(Photo courtesy of Phil Roeder | CC 2.0)
Every week, we bring you five gear-related stories, from all over, that you won’t want to miss. Here are this week’s highlights:
Oiselle and Other Brands Do Battle with Nike
Several years ago, Nike renewed its contract with USA Track and Field (USATF) with a 23-year, reportedly $500 million deal—part of which stipulates that all American competitors must wear Nike, regardless of whether they’re sponsored by other brands. Earlier this week, US runner Boris Berian began his court battle after Nike sued him for competing in New Balance apparel.
In the same vein, Outside reported this week on Nike’s dominance over US track and field with a feature looking at running company Oiselle, and its owner Sally Bergesen’s effort to “take on Nike with running shorts.”
(Photo courtesy of Yeti Coolers)
Yeti’s Emotional Father’s Day Video Series
As reported by AdWeek, outdoor company Yeti just launched a series of six- to eight-minute videos celebrating “fatherhood and its role in outdoor pursuits”—ranging from surfing to hunting to fishing. Dubbed “My Old Man,” the mini-documentary series features a variety of subjects.
“It’s hit an emotional chord with consumers that you don’t get from a traditional ad campaign,” says Sara Kenton, senior director of digital at Yeti.
Cyclists—Looking Good vs. Being Seen
In this in-depth piece on Cycling Tips, Matt de Neef explores the challenges of visibility—both at night and during the day—for road cyclists.
“Research suggests that the majority of crashes involving a cyclist and motor vehicle are a case of ‘looked but failed to see,’” reports Cycling Tips. “ … There’s a reason SMIDSY—‘Sorry mate, I didn’t see you’—has become such a familiar acronym among cyclists.”
What can be done to combat this from a gear-choice perspective?
(Photo courtesy of Veil)
Startup Launches Workout Gear for Religious Communities
PSFK spotlighted a new Kickstarter crowdfunding campaign this week for workout apparel startup Veil, founded by Ahmad Ghanem.
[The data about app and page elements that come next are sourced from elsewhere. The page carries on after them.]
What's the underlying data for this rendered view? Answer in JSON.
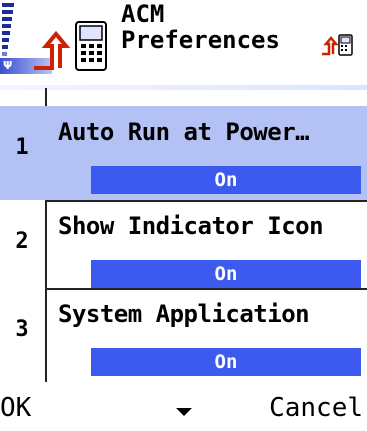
{
  "header": {
    "title_line1": "ACM",
    "title_line2": "Preferences",
    "app_icon": "phone-settings-icon",
    "indicator_icon": "small-phone-indicator-icon",
    "signal_icon": "signal-strength-icon",
    "antenna_icon": "antenna-icon",
    "antenna_glyph": "Ψ"
  },
  "settings": {
    "items": [
      {
        "number": "1",
        "label": "Auto Run at Power…",
        "value": "On",
        "selected": true
      },
      {
        "number": "2",
        "label": "Show Indicator Icon",
        "value": "On",
        "selected": false
      },
      {
        "number": "3",
        "label": "System Application",
        "value": "On",
        "selected": false
      }
    ]
  },
  "softkeys": {
    "left": "OK",
    "right": "Cancel",
    "middle_icon": "scroll-down-arrow-icon"
  },
  "colors": {
    "selection": "#b3c1f5",
    "value_bar": "#3c5aef",
    "signal": "#1b2d9a"
  }
}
The lineup features active apparel for women focused on “three core factors—modesty, functionality and style,” with pieces including “Hijabs made to keep you comfortable while fighting the elements and a running hoodie with a stay-in-place scuba hood.”
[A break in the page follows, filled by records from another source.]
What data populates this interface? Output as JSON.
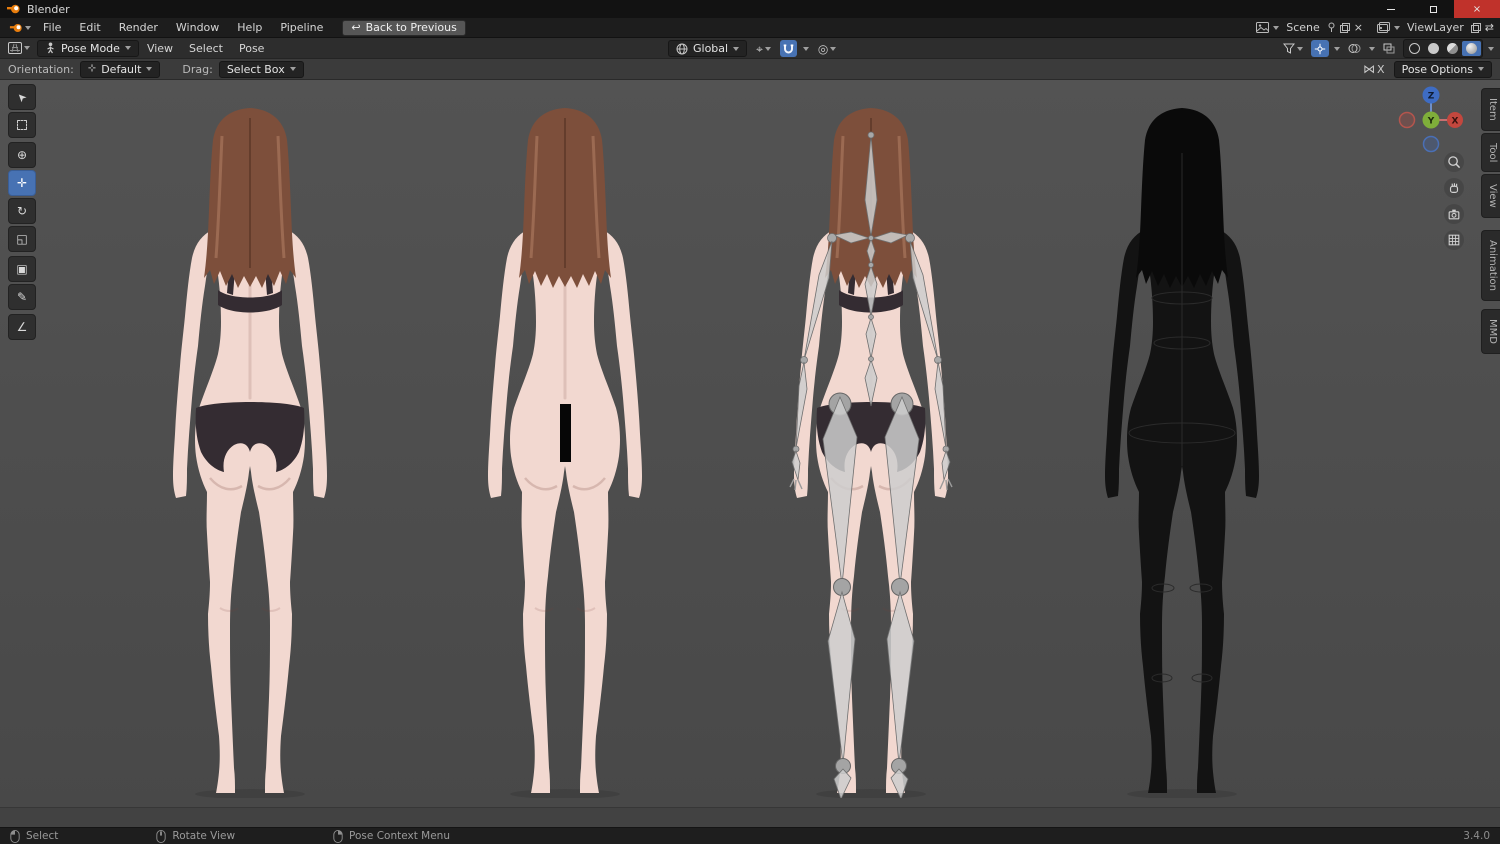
{
  "colors": {
    "accent": "#4772b3",
    "axis_x": "#c3473e",
    "axis_y": "#7fae3a",
    "axis_z": "#3e6cc3",
    "viewport_bg": "#4d4d4d"
  },
  "titlebar": {
    "title": "Blender"
  },
  "menubar": {
    "items": [
      "File",
      "Edit",
      "Render",
      "Window",
      "Help",
      "Pipeline"
    ],
    "back_button": "Back to Previous",
    "scene": "Scene",
    "view_layer": "ViewLayer"
  },
  "header": {
    "mode": "Pose Mode",
    "menus": [
      "View",
      "Select",
      "Pose"
    ],
    "orientation": "Global"
  },
  "tool_settings": {
    "orientation_label": "Orientation:",
    "orientation_value": "Default",
    "drag_label": "Drag:",
    "drag_value": "Select Box",
    "mirror_x": "X",
    "pose_options": "Pose Options"
  },
  "toolbar": {
    "tools": [
      "tweak",
      "select-box",
      "cursor",
      "move",
      "rotate",
      "scale",
      "transform",
      "annotate",
      "measure"
    ],
    "active_tool": "move"
  },
  "viewport": {
    "models": [
      "female-back-textured",
      "female-back-censored",
      "female-back-armature",
      "female-back-wireframe"
    ]
  },
  "gizmo": {
    "x": "X",
    "y": "Y",
    "z": "Z"
  },
  "sidebar": {
    "tabs": [
      "Item",
      "Tool",
      "View",
      "Animation",
      "MMD"
    ]
  },
  "statusbar": {
    "hints": [
      {
        "label": "Select"
      },
      {
        "label": "Rotate View"
      },
      {
        "label": "Pose Context Menu"
      }
    ],
    "version": "3.4.0"
  },
  "icons": {
    "tweak": "➤",
    "cursor": "⊕",
    "move": "✛",
    "rotate": "↻",
    "scale": "◱",
    "transform": "▣",
    "annotate": "✎",
    "measure": "∠",
    "pivot": "⌖",
    "proportional": "◎",
    "mirror": "⋈",
    "back": "↩",
    "swap": "⇄",
    "unlink": "×",
    "close": "×"
  }
}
(Photo courtesy of Yonder)
Yonder Acquired by Active Interest Media
Active Interest Media, the owners of publications such as Backpacker, Climbing, Ski, Skiing and Warren Miller, has recently acquired the Boulder-based outdoor app and social-media platform, Yonder. Teton Gravity Research describes Yonder—which already boasts an audience of more than one million—as a “social media platform with an emphasis on outdoor engagement. Think Instagram meets TripAdvisor for the outdoor enthusiast.”